(Dataset records):
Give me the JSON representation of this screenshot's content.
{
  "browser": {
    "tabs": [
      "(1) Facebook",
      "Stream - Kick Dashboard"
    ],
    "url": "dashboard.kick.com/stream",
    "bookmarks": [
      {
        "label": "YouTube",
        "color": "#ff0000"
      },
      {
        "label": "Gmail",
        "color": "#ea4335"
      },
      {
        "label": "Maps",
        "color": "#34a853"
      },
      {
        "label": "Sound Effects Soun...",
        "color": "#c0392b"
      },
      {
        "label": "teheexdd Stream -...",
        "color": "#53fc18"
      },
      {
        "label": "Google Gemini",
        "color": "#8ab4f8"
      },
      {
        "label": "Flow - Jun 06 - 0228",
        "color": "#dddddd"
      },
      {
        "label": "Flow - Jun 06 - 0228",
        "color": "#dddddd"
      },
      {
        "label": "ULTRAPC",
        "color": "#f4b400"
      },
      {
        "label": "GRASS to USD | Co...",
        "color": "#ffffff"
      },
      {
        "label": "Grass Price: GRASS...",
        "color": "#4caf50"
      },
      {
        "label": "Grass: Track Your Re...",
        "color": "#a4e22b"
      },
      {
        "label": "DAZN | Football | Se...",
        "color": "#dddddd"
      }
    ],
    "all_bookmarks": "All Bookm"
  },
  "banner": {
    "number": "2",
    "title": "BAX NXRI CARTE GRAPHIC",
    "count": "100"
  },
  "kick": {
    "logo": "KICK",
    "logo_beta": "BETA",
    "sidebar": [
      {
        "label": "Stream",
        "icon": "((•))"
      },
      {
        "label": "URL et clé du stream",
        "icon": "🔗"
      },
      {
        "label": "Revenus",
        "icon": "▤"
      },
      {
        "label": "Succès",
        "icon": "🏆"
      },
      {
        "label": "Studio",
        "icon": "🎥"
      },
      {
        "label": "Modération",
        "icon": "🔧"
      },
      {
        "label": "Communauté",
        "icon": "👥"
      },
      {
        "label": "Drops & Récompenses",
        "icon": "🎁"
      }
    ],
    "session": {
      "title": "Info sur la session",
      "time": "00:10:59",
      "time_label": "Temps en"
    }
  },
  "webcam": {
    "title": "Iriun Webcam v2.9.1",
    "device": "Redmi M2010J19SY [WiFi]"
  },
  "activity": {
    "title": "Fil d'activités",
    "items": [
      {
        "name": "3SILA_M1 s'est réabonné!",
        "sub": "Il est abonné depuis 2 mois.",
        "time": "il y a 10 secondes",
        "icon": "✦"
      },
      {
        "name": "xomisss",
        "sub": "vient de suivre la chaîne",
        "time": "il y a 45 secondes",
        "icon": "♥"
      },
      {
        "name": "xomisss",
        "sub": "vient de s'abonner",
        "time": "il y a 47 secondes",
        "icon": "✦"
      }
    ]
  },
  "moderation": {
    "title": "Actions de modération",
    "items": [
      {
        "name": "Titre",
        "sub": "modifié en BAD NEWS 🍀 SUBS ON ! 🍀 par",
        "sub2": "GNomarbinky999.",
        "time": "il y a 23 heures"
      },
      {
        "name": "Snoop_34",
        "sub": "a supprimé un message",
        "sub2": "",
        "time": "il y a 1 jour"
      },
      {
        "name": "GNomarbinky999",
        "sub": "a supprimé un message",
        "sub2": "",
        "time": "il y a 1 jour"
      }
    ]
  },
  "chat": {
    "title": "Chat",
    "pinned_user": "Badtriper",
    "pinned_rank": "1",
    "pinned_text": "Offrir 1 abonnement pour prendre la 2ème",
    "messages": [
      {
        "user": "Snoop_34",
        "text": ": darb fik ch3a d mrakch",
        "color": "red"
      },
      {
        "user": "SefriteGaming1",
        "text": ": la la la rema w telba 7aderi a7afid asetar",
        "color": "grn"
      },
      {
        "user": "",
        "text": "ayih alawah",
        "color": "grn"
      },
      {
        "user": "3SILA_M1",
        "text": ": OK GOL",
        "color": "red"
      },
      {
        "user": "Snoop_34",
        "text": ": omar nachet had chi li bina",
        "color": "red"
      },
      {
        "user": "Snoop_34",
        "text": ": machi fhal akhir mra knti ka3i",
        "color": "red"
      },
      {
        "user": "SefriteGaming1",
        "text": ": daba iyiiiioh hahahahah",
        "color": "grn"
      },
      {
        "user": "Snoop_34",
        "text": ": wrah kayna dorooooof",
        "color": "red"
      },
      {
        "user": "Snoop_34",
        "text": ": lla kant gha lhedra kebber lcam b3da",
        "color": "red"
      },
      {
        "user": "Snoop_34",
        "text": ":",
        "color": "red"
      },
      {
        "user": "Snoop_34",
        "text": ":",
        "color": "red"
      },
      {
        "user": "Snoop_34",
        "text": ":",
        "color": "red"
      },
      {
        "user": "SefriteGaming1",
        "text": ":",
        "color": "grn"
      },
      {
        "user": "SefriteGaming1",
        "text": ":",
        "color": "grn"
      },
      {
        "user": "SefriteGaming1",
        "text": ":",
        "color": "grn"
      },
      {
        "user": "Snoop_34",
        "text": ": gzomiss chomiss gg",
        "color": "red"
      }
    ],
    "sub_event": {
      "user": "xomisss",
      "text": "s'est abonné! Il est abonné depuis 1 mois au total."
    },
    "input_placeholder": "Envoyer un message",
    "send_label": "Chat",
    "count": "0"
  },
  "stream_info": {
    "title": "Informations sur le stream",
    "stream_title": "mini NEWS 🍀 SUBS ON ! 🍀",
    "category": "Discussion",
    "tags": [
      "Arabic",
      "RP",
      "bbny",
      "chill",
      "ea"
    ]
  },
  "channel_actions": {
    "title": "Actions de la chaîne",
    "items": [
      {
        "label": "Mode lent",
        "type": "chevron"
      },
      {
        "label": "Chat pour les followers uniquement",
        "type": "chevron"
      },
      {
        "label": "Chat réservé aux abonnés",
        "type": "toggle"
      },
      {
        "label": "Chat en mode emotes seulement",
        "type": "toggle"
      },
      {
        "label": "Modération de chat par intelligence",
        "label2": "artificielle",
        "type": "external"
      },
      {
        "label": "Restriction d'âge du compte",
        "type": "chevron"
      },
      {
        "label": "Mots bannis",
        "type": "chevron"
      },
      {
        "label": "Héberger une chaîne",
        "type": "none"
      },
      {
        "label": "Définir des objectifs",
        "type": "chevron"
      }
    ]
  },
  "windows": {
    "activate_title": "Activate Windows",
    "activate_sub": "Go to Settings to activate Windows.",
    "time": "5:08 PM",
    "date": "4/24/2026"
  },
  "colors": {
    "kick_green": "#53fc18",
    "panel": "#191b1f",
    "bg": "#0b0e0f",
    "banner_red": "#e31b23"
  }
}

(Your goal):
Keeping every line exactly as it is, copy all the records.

(Task answer):
Give me the JSON representation of this screenshot's content.
{
  "browser": {
    "tabs": [
      "(1) Facebook",
      "Stream - Kick Dashboard"
    ],
    "url": "dashboard.kick.com/stream",
    "bookmarks": [
      {
        "label": "YouTube",
        "color": "#ff0000"
      },
      {
        "label": "Gmail",
        "color": "#ea4335"
      },
      {
        "label": "Maps",
        "color": "#34a853"
      },
      {
        "label": "Sound Effects Soun...",
        "color": "#c0392b"
      },
      {
        "label": "teheexdd Stream -...",
        "color": "#53fc18"
      },
      {
        "label": "Google Gemini",
        "color": "#8ab4f8"
      },
      {
        "label": "Flow - Jun 06 - 0228",
        "color": "#dddddd"
      },
      {
        "label": "Flow - Jun 06 - 0228",
        "color": "#dddddd"
      },
      {
        "label": "ULTRAPC",
        "color": "#f4b400"
      },
      {
        "label": "GRASS to USD | Co...",
        "color": "#ffffff"
      },
      {
        "label": "Grass Price: GRASS...",
        "color": "#4caf50"
      },
      {
        "label": "Grass: Track Your Re...",
        "color": "#a4e22b"
      },
      {
        "label": "DAZN | Football | Se...",
        "color": "#dddddd"
      }
    ],
    "all_bookmarks": "All Bookm"
  },
  "banner": {
    "number": "2",
    "title": "BAX NXRI CARTE GRAPHIC",
    "count": "100"
  },
  "kick": {
    "logo": "KICK",
    "logo_beta": "BETA",
    "sidebar": [
      {
        "label": "Stream",
        "icon": "((•))"
      },
      {
        "label": "URL et clé du stream",
        "icon": "🔗"
      },
      {
        "label": "Revenus",
        "icon": "▤"
      },
      {
        "label": "Succès",
        "icon": "🏆"
      },
      {
        "label": "Studio",
        "icon": "🎥"
      },
      {
        "label": "Modération",
        "icon": "🔧"
      },
      {
        "label": "Communauté",
        "icon": "👥"
      },
      {
        "label": "Drops & Récompenses",
        "icon": "🎁"
      }
    ],
    "session": {
      "title": "Info sur la session",
      "time": "00:10:59",
      "time_label": "Temps en"
    }
  },
  "webcam": {
    "title": "Iriun Webcam v2.9.1",
    "device": "Redmi M2010J19SY [WiFi]"
  },
  "activity": {
    "title": "Fil d'activités",
    "items": [
      {
        "name": "3SILA_M1 s'est réabonné!",
        "sub": "Il est abonné depuis 2 mois.",
        "time": "il y a 10 secondes",
        "icon": "✦"
      },
      {
        "name": "xomisss",
        "sub": "vient de suivre la chaîne",
        "time": "il y a 45 secondes",
        "icon": "♥"
      },
      {
        "name": "xomisss",
        "sub": "vient de s'abonner",
        "time": "il y a 47 secondes",
        "icon": "✦"
      }
    ]
  },
  "moderation": {
    "title": "Actions de modération",
    "items": [
      {
        "name": "Titre",
        "sub": "modifié en BAD NEWS 🍀 SUBS ON ! 🍀 par",
        "sub2": "GNomarbinky999.",
        "time": "il y a 23 heures"
      },
      {
        "name": "Snoop_34",
        "sub": "a supprimé un message",
        "sub2": "",
        "time": "il y a 1 jour"
      },
      {
        "name": "GNomarbinky999",
        "sub": "a supprimé un message",
        "sub2": "",
        "time": "il y a 1 jour"
      }
    ]
  },
  "chat": {
    "title": "Chat",
    "pinned_user": "Badtriper",
    "pinned_rank": "1",
    "pinned_text": "Offrir 1 abonnement pour prendre la 2ème",
    "messages": [
      {
        "user": "Snoop_34",
        "text": ": darb fik ch3a d mrakch",
        "color": "red"
      },
      {
        "user": "SefriteGaming1",
        "text": ": la la la rema w telba 7aderi a7afid asetar",
        "color": "grn"
      },
      {
        "user": "",
        "text": "ayih alawah",
        "color": "grn"
      },
      {
        "user": "3SILA_M1",
        "text": ": OK GOL",
        "color": "red"
      },
      {
        "user": "Snoop_34",
        "text": ": omar nachet had chi li bina",
        "color": "red"
      },
      {
        "user": "Snoop_34",
        "text": ": machi fhal akhir mra knti ka3i",
        "color": "red"
      },
      {
        "user": "SefriteGaming1",
        "text": ": daba iyiiiioh hahahahah",
        "color": "grn"
      },
      {
        "user": "Snoop_34",
        "text": ": wrah kayna dorooooof",
        "color": "red"
      },
      {
        "user": "Snoop_34",
        "text": ": lla kant gha lhedra kebber lcam b3da",
        "color": "red"
      },
      {
        "user": "Snoop_34",
        "text": ":",
        "color": "red"
      },
      {
        "user": "Snoop_34",
        "text": ":",
        "color": "red"
      },
      {
        "user": "Snoop_34",
        "text": ":",
        "color": "red"
      },
      {
        "user": "SefriteGaming1",
        "text": ":",
        "color": "grn"
      },
      {
        "user": "SefriteGaming1",
        "text": ":",
        "color": "grn"
      },
      {
        "user": "SefriteGaming1",
        "text": ":",
        "color": "grn"
      },
      {
        "user": "Snoop_34",
        "text": ": gzomiss chomiss gg",
        "color": "red"
      }
    ],
    "sub_event": {
      "user": "xomisss",
      "text": "s'est abonné! Il est abonné depuis 1 mois au total."
    },
    "input_placeholder": "Envoyer un message",
    "send_label": "Chat",
    "count": "0"
  },
  "stream_info": {
    "title": "Informations sur le stream",
    "stream_title": "mini NEWS 🍀 SUBS ON ! 🍀",
    "category": "Discussion",
    "tags": [
      "Arabic",
      "RP",
      "bbny",
      "chill",
      "ea"
    ]
  },
  "channel_actions": {
    "title": "Actions de la chaîne",
    "items": [
      {
        "label": "Mode lent",
        "type": "chevron"
      },
      {
        "label": "Chat pour les followers uniquement",
        "type": "chevron"
      },
      {
        "label": "Chat réservé aux abonnés",
        "type": "toggle"
      },
      {
        "label": "Chat en mode emotes seulement",
        "type": "toggle"
      },
      {
        "label": "Modération de chat par intelligence",
        "label2": "artificielle",
        "type": "external"
      },
      {
        "label": "Restriction d'âge du compte",
        "type": "chevron"
      },
      {
        "label": "Mots bannis",
        "type": "chevron"
      },
      {
        "label": "Héberger une chaîne",
        "type": "none"
      },
      {
        "label": "Définir des objectifs",
        "type": "chevron"
      }
    ]
  },
  "windows": {
    "activate_title": "Activate Windows",
    "activate_sub": "Go to Settings to activate Windows.",
    "time": "5:08 PM",
    "date": "4/24/2026"
  },
  "colors": {
    "kick_green": "#53fc18",
    "panel": "#191b1f",
    "bg": "#0b0e0f",
    "banner_red": "#e31b23"
  }
}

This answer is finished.